ISTANBUL (Reuters) - President Tayyip Erdogan stirred fierce criticism on Tuesday with plans to make lessons in Ottoman Turkish mandatory in high schools, prompting one opposition politician to declare that an army could not force his daughter to learn the language.
Erdogan said on Monday that Ottoman, an old form of Turkish using a version of Arabic script replaced by Mustafa Kemal Ataturk with the Latin alphabet on foundation of the secular Republic in 1923, should be taught in schools to prevent younger generations losing touch with their cultural heritage.
“Erdogan’s concern is not teaching the Ottoman language...His real aim is a settling of accounts with secularism and the Republic,” Akif Hamzacebi, spokesman for the main opposition CHP in parliament. “Erdogan actually wants to revive the Arabic alphabet in Turkey,” he said.
Opponents accuse Erdogan of behaving like a modern-day sultan, his Islamist ideology and intolerance of dissent taking Turkey far from Ataturk’s secular ideals.
“There are people who do not wish Ottoman to be taught and learned,” Erdogan told a meeting of Turkey’s religious council. “Regardless of whether they want it or not, Ottoman will be taught and learnt in this country.”
His supporters, who carried him to victory in Turkey’s first popular presidential election in August with 52 percent of the vote, see him as a champion of the religiously conservative working classes, standing up to a secular elite.
His comments intensified a debate triggered last week when Turkey’s Education Council decided that Ottoman should be taught in Islamic high schools and as an elective in other lycees.

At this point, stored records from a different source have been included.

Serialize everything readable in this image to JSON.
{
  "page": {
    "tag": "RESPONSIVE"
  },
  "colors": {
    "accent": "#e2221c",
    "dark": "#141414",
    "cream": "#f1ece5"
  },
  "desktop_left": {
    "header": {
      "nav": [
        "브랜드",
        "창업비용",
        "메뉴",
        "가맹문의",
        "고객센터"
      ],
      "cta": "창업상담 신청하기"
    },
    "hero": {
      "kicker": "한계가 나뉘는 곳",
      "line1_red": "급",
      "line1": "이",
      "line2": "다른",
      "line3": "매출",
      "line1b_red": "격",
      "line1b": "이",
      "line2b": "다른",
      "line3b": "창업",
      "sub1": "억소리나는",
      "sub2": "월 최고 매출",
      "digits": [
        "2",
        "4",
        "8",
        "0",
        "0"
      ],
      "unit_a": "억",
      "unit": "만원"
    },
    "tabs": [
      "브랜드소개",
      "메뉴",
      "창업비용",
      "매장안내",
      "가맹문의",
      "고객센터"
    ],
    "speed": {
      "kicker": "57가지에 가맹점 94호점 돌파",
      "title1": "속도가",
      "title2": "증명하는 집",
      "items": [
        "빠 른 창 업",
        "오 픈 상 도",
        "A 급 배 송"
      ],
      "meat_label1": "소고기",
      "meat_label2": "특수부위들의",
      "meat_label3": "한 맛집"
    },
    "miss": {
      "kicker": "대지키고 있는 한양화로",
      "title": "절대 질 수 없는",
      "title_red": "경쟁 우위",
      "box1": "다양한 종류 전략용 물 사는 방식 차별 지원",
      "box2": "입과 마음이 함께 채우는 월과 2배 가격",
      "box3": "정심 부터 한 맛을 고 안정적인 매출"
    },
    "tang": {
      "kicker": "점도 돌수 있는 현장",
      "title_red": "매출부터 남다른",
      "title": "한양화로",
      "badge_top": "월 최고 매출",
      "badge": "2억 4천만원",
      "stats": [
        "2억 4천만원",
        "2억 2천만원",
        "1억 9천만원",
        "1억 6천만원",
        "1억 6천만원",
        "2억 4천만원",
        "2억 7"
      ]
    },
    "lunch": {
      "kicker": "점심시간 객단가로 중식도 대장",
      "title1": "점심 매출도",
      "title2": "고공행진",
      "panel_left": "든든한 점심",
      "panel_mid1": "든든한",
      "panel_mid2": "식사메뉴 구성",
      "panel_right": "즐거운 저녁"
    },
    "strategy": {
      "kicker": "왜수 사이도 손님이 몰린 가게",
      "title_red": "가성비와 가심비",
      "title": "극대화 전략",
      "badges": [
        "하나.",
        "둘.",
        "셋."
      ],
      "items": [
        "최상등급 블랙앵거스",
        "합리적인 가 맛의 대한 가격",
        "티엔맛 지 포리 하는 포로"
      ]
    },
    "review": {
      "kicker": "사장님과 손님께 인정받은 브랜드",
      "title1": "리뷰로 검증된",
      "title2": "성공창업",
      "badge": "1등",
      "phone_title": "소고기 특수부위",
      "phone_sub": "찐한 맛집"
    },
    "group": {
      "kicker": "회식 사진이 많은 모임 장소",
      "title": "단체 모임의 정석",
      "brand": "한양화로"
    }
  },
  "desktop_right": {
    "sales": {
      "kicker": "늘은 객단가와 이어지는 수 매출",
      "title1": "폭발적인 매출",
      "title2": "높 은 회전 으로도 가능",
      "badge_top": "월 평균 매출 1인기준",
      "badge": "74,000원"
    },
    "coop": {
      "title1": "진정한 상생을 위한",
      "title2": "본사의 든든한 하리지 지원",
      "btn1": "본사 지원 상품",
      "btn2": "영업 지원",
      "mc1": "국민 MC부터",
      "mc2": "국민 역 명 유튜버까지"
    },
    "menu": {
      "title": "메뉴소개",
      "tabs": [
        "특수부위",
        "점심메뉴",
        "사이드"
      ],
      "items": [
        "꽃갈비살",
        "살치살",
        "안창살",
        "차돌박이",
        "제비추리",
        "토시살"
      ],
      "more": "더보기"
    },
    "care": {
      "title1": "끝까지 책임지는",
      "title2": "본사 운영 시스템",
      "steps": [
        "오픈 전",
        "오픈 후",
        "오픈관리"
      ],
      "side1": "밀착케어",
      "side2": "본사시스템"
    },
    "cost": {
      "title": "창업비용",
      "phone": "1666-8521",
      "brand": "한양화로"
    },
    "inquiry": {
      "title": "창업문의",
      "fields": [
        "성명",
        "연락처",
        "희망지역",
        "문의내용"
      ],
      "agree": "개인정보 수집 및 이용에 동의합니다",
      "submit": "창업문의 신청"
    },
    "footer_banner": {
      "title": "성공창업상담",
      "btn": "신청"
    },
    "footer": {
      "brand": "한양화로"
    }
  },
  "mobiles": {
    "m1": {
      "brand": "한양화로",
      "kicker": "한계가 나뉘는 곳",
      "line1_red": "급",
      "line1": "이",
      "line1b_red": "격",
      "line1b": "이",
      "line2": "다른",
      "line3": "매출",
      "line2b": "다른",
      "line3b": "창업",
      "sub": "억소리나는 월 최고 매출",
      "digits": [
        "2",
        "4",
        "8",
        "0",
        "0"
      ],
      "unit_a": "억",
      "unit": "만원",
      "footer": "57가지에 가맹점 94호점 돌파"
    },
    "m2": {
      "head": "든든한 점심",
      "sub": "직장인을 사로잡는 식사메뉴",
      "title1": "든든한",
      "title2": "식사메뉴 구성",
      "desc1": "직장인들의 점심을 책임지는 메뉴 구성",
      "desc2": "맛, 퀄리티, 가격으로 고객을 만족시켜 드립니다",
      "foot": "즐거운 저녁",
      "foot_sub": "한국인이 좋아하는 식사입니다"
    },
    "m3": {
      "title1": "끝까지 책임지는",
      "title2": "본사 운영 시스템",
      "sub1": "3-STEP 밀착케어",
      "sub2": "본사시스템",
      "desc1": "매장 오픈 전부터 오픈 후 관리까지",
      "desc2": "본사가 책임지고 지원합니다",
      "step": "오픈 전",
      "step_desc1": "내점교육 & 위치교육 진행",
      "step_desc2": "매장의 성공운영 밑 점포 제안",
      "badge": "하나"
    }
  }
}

“Even if your whole army comes, they can’t force my daughter into Ottoman lessons,” said opposition politician Selahattin Demirtas, whose HDP party has fought for the rights of Turkey’s 15 million Kurds, including education in their mother tongue.
Kurdish is still not taught in Turkish state schools.
The Egitim-Sen union of teachers and academics accused the education council of neo-Ottomanism and of trying to reshape the school system along religious lines. Other opponents of the plans dismissed them as farcical.
“Are we going to wear a fez while we’re learning Ottoman,” wrote one critic on Twitter.
The Fez hat was also banned by Ataturk as part of his drive to turn an ailing Ottoman theocracy into a Western-style secular state.
Additional reporting by Birsen Altayli; Editing by Nick Tattersall; editing by Ralph Boulton